Nuclear Medicine Bone Scan
A bone scan is used to show a functional or cellular view of all the bones in your body. It can look for many bone issues, such as infection, fractures/stress fractures, and cancer. Bone scans for cancer patients help physicians decide the next step in cancer treatment.
How is a bone scan performed?
The technologist will ask you a brief history and will enter your medication list into the computer. After that, you will be given an injection of a radioactive tracer in a vein in your arm. This tracer does not cause any type of reaction or side effects.
After the injection, you’re free to leave for 2 ½ to 3 hours. The technologist will give you a return time. While you are gone, drink 24 oz of fluids. You are allowed to eat and take medications, if necessary. Return to Imaging Services at your assigned time.
You’ll be led back to an imaging room and will be asked to remove any metal objects from your pockets and to remove your belt. You’ll then lay on a camera bed while the camera takes images of your bones. Additional views may be needed at the radiologist’s request. The entire scan will take about 25-35 minutes. The images will be processed, viewed and approved by the radiologist.
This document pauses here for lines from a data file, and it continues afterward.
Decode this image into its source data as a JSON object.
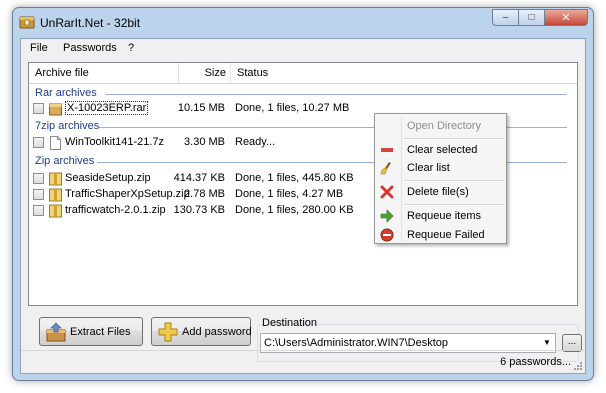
{
  "window": {
    "title": "UnRarIt.Net - 32bit"
  },
  "menu": {
    "items": [
      "File",
      "Passwords",
      "?"
    ]
  },
  "list": {
    "columns": [
      "Archive file",
      "Size",
      "Status"
    ],
    "groups": [
      {
        "name": "Rar archives",
        "rows": [
          {
            "file": "X-10023ERP.rar",
            "size": "10.15 MB",
            "status": "Done, 1 files, 10.27 MB",
            "icon": "rar-icon"
          }
        ]
      },
      {
        "name": "7zip archives",
        "rows": [
          {
            "file": "WinToolkit141-21.7z",
            "size": "3.30 MB",
            "status": "Ready...",
            "icon": "document-icon"
          }
        ]
      },
      {
        "name": "Zip archives",
        "rows": [
          {
            "file": "SeasideSetup.zip",
            "size": "414.37 KB",
            "status": "Done, 1 files, 445.80 KB",
            "icon": "zip-icon"
          },
          {
            "file": "TrafficShaperXpSetup.zip",
            "size": "2.78 MB",
            "status": "Done, 1 files, 4.27 MB",
            "icon": "zip-icon"
          },
          {
            "file": "trafficwatch-2.0.1.zip",
            "size": "130.73 KB",
            "status": "Done, 1 files, 280.00 KB",
            "icon": "zip-icon"
          }
        ]
      }
    ]
  },
  "context_menu": {
    "items": [
      {
        "label": "Open Directory",
        "enabled": false,
        "icon": ""
      },
      {
        "label": "Clear selected",
        "enabled": true,
        "icon": "red-bar-icon"
      },
      {
        "label": "Clear list",
        "enabled": true,
        "icon": "broom-icon"
      },
      {
        "label": "Delete file(s)",
        "enabled": true,
        "icon": "red-x-icon"
      },
      {
        "label": "Requeue items",
        "enabled": true,
        "icon": "green-arrow-icon"
      },
      {
        "label": "Requeue Failed",
        "enabled": true,
        "icon": "red-circle-icon"
      }
    ]
  },
  "buttons": {
    "extract": "Extract Files",
    "add_password": "Add password",
    "browse": "..."
  },
  "destination": {
    "label": "Destination",
    "value": "C:\\Users\\Administrator.WIN7\\Desktop"
  },
  "status": {
    "text": "6 passwords..."
  }
}
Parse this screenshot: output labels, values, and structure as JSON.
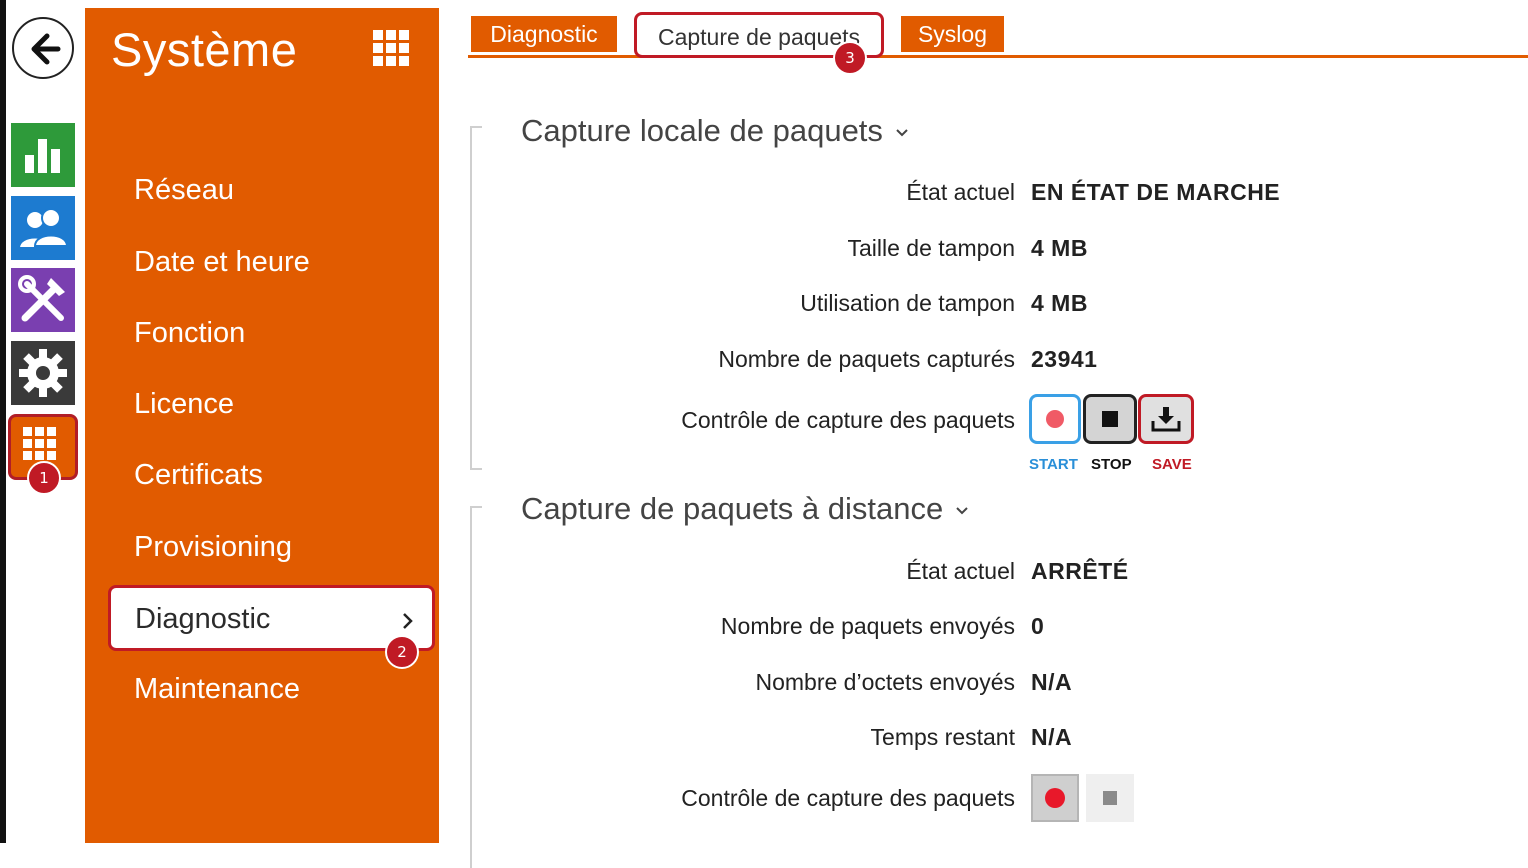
{
  "sidebar": {
    "title": "Système",
    "items": [
      {
        "label": "Réseau"
      },
      {
        "label": "Date et heure"
      },
      {
        "label": "Fonction"
      },
      {
        "label": "Licence"
      },
      {
        "label": "Certificats"
      },
      {
        "label": "Provisioning"
      },
      {
        "label": "Diagnostic",
        "selected": true
      },
      {
        "label": "Maintenance"
      }
    ]
  },
  "rail": {
    "icons": [
      "back-arrow-icon",
      "status-chart-icon",
      "users-icon",
      "services-tools-icon",
      "hardware-gear-icon",
      "system-grid-icon"
    ],
    "colors": {
      "status": "#2e9a3a",
      "users": "#1d7bd0",
      "services": "#7a3fb0",
      "hardware": "#3a3a3a",
      "system": "#e15b00"
    }
  },
  "tabs": [
    {
      "label": "Diagnostic"
    },
    {
      "label": "Capture de paquets",
      "active": true
    },
    {
      "label": "Syslog"
    }
  ],
  "badges": {
    "one": "1",
    "two": "2",
    "three": "3"
  },
  "local_capture": {
    "title": "Capture locale de paquets",
    "rows": [
      {
        "label": "État actuel",
        "value": "EN ÉTAT DE MARCHE"
      },
      {
        "label": "Taille de tampon",
        "value": "4 MB"
      },
      {
        "label": "Utilisation de tampon",
        "value": "4 MB"
      },
      {
        "label": "Nombre de paquets capturés",
        "value": "23941"
      }
    ],
    "control_label": "Contrôle de capture des paquets",
    "buttons": {
      "start": "START",
      "stop": "STOP",
      "save": "SAVE"
    }
  },
  "remote_capture": {
    "title": "Capture de paquets à distance",
    "rows": [
      {
        "label": "État actuel",
        "value": "ARRÊTÉ"
      },
      {
        "label": "Nombre de paquets envoyés",
        "value": "0"
      },
      {
        "label": "Nombre d’octets envoyés",
        "value": "N/A"
      },
      {
        "label": "Temps restant",
        "value": "N/A"
      }
    ],
    "control_label": "Contrôle de capture des paquets"
  },
  "colors": {
    "accent": "#e15b00",
    "highlight": "#c01a25",
    "start_blue": "#3aa0e6",
    "record_red": "#e8182a"
  }
}
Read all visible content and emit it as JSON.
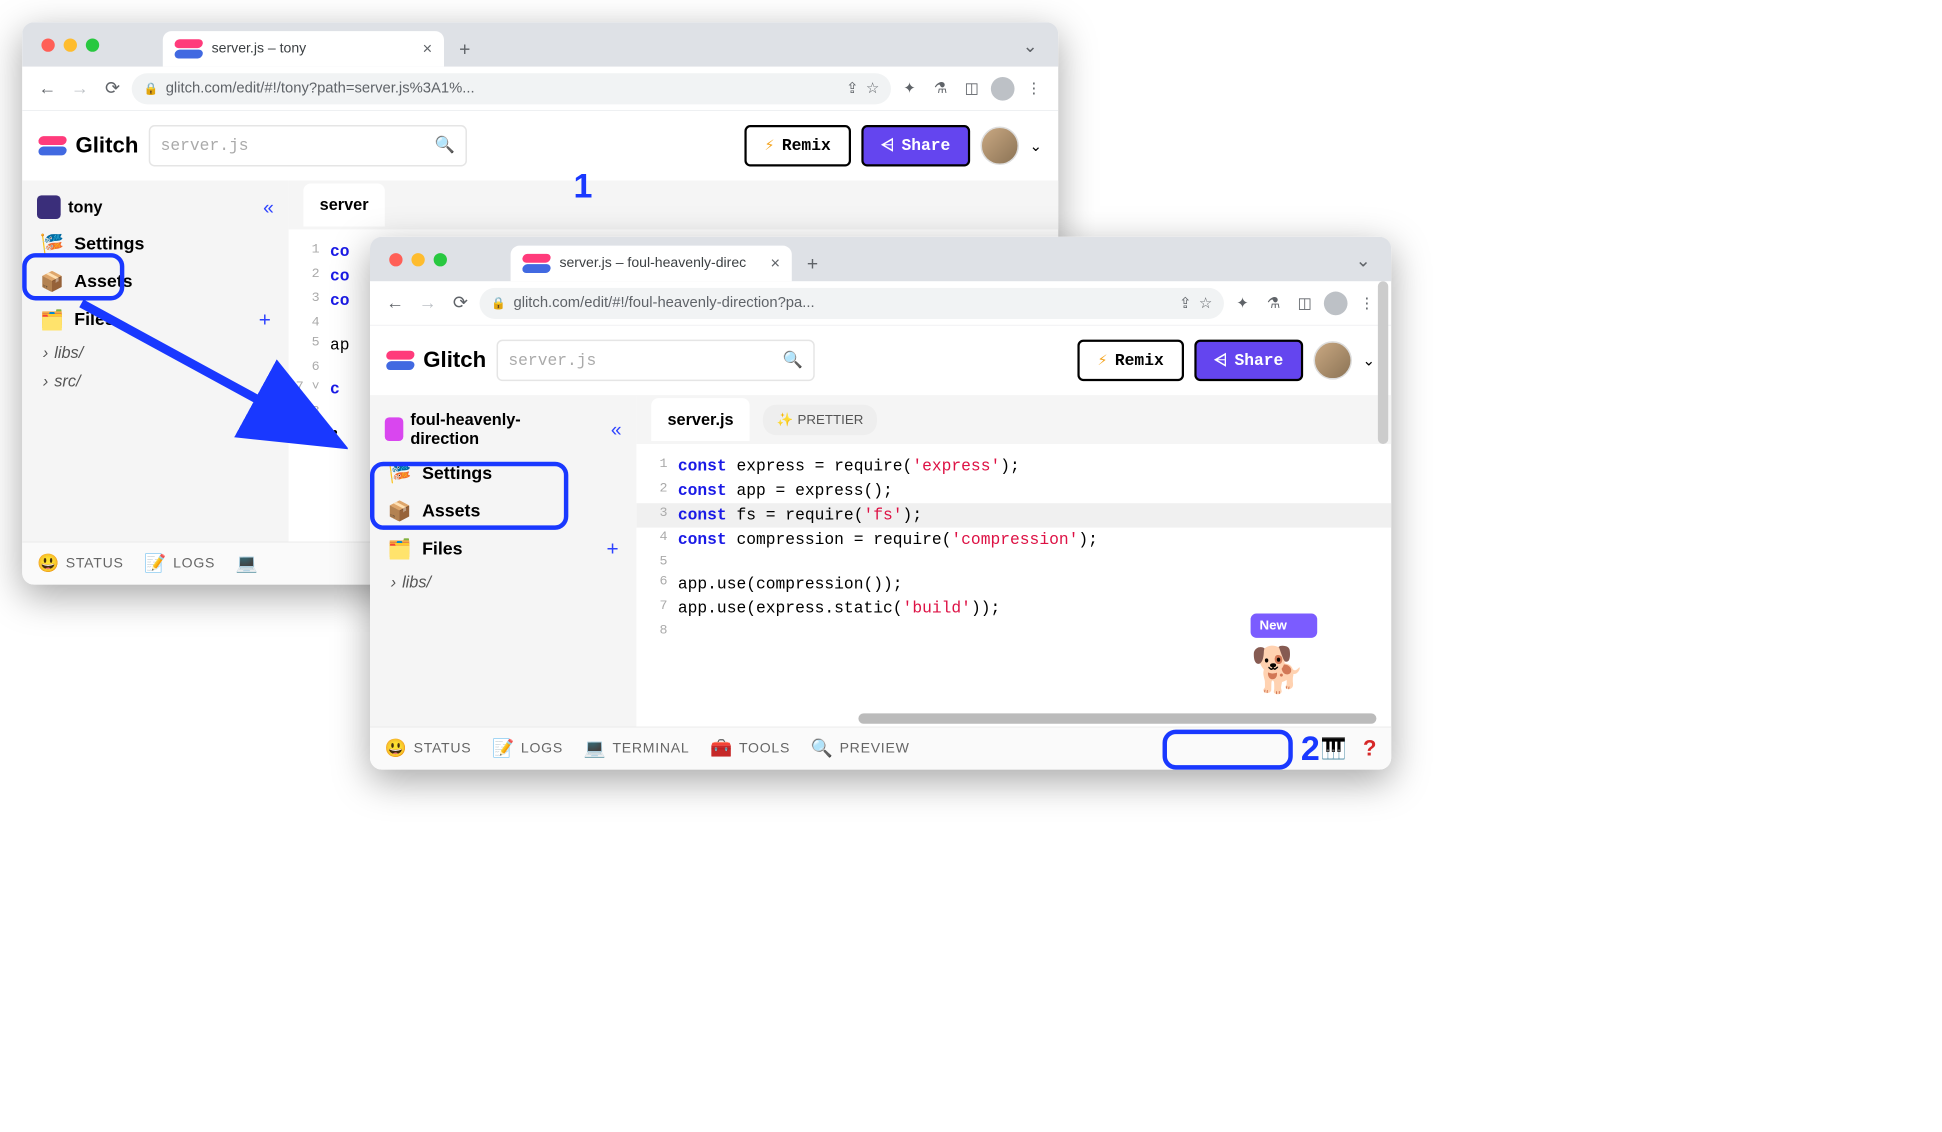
{
  "annotations": {
    "one": "1",
    "two": "2"
  },
  "window1": {
    "tab_title": "server.js – tony",
    "url": "glitch.com/edit/#!/tony?path=server.js%3A1%...",
    "glitch_brand": "Glitch",
    "search_placeholder": "server.js",
    "remix_label": "Remix",
    "share_label": "Share",
    "project_name": "tony",
    "sidebar": {
      "settings": "Settings",
      "assets": "Assets",
      "files": "Files",
      "folders": [
        "libs/",
        "src/"
      ]
    },
    "editor_tab": "server",
    "code_prefix": [
      "co",
      "co",
      "co",
      "",
      "ap",
      "",
      "c",
      "",
      ""
    ],
    "bottom": {
      "status": "STATUS",
      "logs": "LOGS"
    }
  },
  "window2": {
    "tab_title": "server.js – foul-heavenly-direc",
    "url": "glitch.com/edit/#!/foul-heavenly-direction?pa...",
    "glitch_brand": "Glitch",
    "search_placeholder": "server.js",
    "remix_label": "Remix",
    "share_label": "Share",
    "project_name": "foul-heavenly-direction",
    "sidebar": {
      "settings": "Settings",
      "assets": "Assets",
      "files": "Files",
      "folders": [
        "libs/"
      ]
    },
    "editor_tab": "server.js",
    "prettier_label": "PRETTIER",
    "code": [
      {
        "n": "1",
        "kw": "const",
        "rest": " express = require(",
        "str": "'express'",
        "tail": ");"
      },
      {
        "n": "2",
        "kw": "const",
        "rest": " app = express();",
        "str": "",
        "tail": ""
      },
      {
        "n": "3",
        "kw": "const",
        "rest": " fs = require(",
        "str": "'fs'",
        "tail": ");"
      },
      {
        "n": "4",
        "kw": "const",
        "rest": " compression = require(",
        "str": "'compression'",
        "tail": ");"
      },
      {
        "n": "5",
        "kw": "",
        "rest": "",
        "str": "",
        "tail": ""
      },
      {
        "n": "6",
        "kw": "",
        "rest": "app.use(compression());",
        "str": "",
        "tail": ""
      },
      {
        "n": "7",
        "kw": "",
        "rest": "app.use(express.static(",
        "str": "'build'",
        "tail": "));"
      },
      {
        "n": "8",
        "kw": "",
        "rest": "",
        "str": "",
        "tail": ""
      }
    ],
    "bottom": {
      "status": "STATUS",
      "logs": "LOGS",
      "terminal": "TERMINAL",
      "tools": "TOOLS",
      "preview": "PREVIEW"
    },
    "new_badge": "New"
  }
}
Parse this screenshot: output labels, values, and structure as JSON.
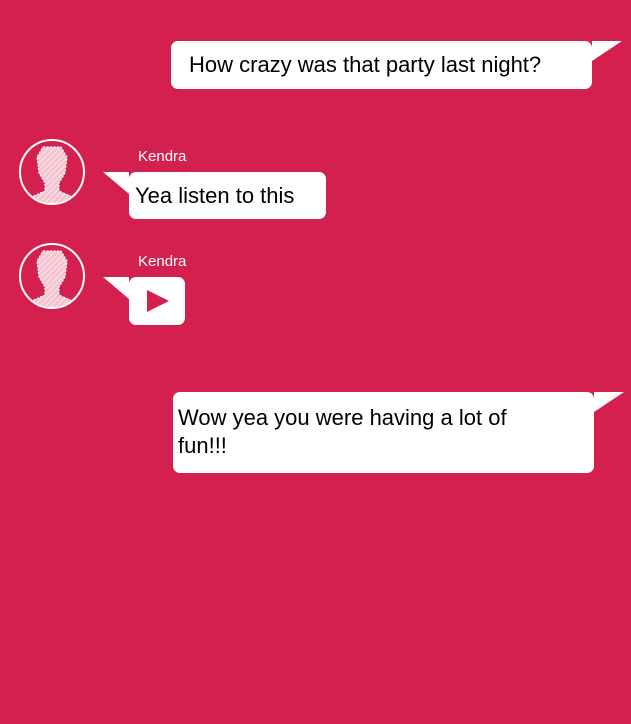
{
  "messages": [
    {
      "direction": "outgoing",
      "text": "How crazy was that party last night?"
    },
    {
      "direction": "incoming",
      "sender": "Kendra",
      "text": "Yea listen to this"
    },
    {
      "direction": "incoming",
      "sender": "Kendra",
      "type": "video",
      "icon": "play-icon"
    },
    {
      "direction": "outgoing",
      "text": "Wow yea you were having a lot of fun!!!"
    }
  ],
  "colors": {
    "background": "#d4204f",
    "bubble": "#ffffff"
  }
}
The total time for the scan can take up to 1 hour. If additional images are needed, it could take up to an hour and a half.